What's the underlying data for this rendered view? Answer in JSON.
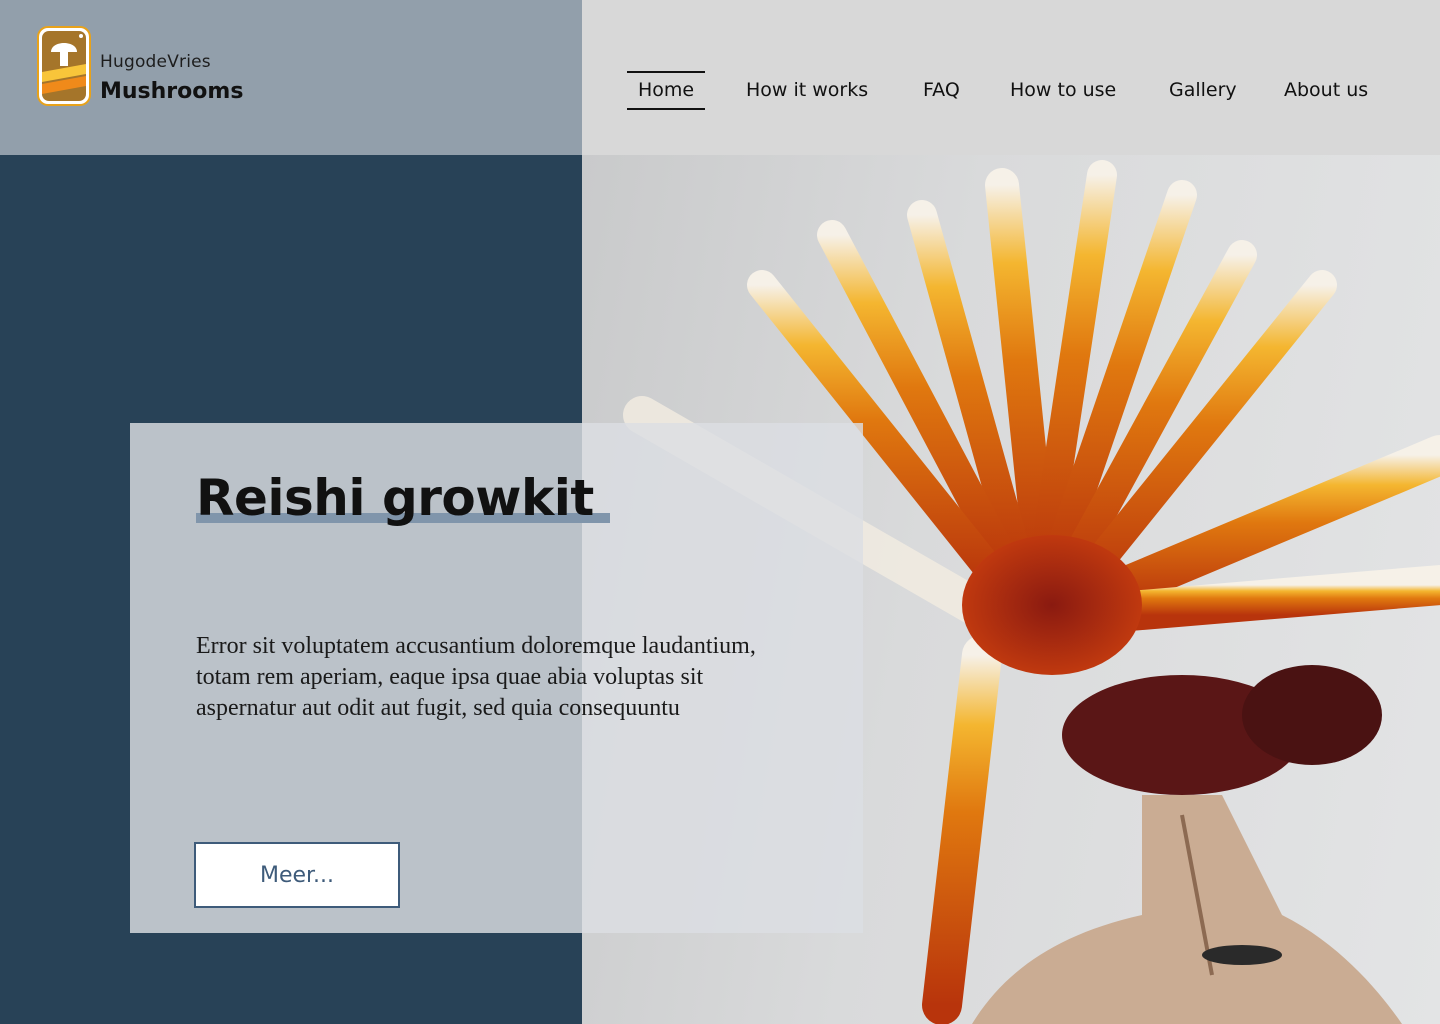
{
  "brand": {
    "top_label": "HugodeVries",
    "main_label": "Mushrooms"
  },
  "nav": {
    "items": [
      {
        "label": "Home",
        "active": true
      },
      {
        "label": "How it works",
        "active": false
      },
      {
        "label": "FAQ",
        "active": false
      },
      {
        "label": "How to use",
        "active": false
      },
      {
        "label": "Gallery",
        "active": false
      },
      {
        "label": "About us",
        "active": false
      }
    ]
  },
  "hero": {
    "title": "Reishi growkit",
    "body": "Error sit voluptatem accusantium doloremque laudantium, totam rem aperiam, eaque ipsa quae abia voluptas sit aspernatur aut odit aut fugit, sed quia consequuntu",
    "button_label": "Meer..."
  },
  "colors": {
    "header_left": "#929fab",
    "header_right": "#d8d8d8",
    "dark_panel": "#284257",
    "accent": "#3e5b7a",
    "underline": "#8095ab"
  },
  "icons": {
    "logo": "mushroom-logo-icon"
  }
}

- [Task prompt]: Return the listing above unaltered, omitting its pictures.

- [Expected answer]:
What's the underlying data for this rendered view? Answer in JSON.
{
  "brand": {
    "top_label": "HugodeVries",
    "main_label": "Mushrooms"
  },
  "nav": {
    "items": [
      {
        "label": "Home",
        "active": true
      },
      {
        "label": "How it works",
        "active": false
      },
      {
        "label": "FAQ",
        "active": false
      },
      {
        "label": "How to use",
        "active": false
      },
      {
        "label": "Gallery",
        "active": false
      },
      {
        "label": "About us",
        "active": false
      }
    ]
  },
  "hero": {
    "title": "Reishi growkit",
    "body": "Error sit voluptatem accusantium doloremque laudantium, totam rem aperiam, eaque ipsa quae abia voluptas sit aspernatur aut odit aut fugit, sed quia consequuntu",
    "button_label": "Meer..."
  },
  "colors": {
    "header_left": "#929fab",
    "header_right": "#d8d8d8",
    "dark_panel": "#284257",
    "accent": "#3e5b7a",
    "underline": "#8095ab"
  },
  "icons": {
    "logo": "mushroom-logo-icon"
  }
}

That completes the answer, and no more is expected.